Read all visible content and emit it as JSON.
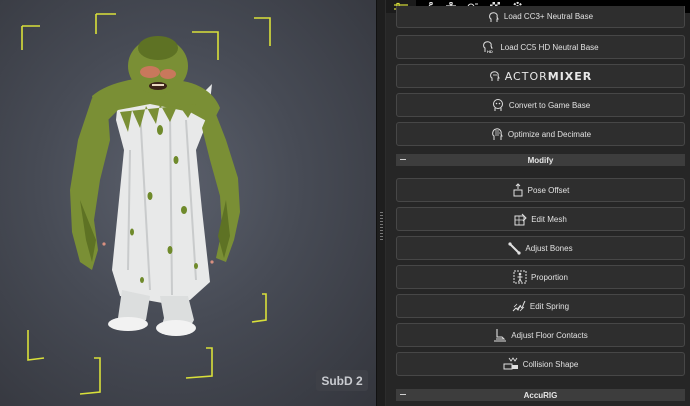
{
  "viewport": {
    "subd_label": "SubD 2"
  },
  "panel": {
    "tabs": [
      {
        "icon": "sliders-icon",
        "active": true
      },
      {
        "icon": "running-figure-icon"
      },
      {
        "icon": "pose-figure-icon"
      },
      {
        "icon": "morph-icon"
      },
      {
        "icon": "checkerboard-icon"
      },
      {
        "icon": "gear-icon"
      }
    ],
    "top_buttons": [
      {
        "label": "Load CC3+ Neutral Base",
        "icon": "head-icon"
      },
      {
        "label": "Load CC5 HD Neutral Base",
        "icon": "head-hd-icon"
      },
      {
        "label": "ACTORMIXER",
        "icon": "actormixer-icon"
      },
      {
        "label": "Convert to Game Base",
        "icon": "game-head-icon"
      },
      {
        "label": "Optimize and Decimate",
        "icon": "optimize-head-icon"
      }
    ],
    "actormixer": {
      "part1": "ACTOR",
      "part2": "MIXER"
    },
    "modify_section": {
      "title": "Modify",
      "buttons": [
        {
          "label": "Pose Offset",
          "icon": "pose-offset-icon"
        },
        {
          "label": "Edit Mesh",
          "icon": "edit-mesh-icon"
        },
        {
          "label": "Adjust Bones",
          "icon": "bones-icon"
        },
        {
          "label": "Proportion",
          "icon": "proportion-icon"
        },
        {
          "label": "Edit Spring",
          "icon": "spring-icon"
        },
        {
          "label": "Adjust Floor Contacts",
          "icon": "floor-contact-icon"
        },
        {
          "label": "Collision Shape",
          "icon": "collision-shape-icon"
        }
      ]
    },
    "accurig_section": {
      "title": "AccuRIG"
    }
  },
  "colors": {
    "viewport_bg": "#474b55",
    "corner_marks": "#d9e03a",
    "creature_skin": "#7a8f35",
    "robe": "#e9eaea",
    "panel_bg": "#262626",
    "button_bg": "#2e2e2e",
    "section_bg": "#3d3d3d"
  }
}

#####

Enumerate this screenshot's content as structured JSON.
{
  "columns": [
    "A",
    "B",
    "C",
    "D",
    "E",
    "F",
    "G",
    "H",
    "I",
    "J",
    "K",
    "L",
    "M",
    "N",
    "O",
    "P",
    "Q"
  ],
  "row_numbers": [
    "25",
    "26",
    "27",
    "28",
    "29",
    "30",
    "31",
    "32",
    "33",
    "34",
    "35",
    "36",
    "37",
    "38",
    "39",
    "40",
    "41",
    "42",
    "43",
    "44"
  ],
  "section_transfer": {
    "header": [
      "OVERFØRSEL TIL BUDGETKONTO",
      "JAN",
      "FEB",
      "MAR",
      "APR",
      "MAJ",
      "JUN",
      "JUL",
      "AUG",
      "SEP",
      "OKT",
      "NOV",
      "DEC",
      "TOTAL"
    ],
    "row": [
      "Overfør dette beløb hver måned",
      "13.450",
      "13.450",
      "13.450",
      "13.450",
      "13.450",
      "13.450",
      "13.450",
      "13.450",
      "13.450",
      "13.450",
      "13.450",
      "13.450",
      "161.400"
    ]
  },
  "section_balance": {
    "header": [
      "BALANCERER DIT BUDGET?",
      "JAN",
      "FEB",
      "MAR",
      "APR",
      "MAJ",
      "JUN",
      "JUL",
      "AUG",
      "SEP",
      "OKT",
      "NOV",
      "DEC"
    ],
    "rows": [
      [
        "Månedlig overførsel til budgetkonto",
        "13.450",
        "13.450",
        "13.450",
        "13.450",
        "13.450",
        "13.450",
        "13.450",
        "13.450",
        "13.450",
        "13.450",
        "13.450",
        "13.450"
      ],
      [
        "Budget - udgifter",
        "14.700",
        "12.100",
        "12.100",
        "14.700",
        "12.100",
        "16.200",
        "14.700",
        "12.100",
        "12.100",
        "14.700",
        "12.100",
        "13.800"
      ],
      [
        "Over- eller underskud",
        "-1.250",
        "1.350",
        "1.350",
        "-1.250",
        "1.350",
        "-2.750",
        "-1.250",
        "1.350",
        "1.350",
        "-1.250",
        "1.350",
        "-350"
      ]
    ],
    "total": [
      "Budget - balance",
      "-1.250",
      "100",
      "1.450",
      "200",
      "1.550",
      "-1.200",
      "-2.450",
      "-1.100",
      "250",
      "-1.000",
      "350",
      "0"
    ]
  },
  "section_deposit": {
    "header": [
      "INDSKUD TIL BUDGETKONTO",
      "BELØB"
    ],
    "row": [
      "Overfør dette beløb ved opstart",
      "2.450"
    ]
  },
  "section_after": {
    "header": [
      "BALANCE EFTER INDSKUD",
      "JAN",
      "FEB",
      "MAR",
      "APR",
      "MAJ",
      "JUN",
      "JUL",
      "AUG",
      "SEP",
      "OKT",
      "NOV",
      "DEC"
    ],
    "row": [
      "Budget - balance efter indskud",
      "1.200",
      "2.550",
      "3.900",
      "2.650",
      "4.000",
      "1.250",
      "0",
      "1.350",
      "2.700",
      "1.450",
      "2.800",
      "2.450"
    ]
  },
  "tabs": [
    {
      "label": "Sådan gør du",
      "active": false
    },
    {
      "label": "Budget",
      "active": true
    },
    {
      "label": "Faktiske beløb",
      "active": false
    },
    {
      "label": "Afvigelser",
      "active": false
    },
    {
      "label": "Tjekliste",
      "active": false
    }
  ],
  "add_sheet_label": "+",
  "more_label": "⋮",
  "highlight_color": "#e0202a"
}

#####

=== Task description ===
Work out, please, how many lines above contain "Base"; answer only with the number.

=== Answer space ===
3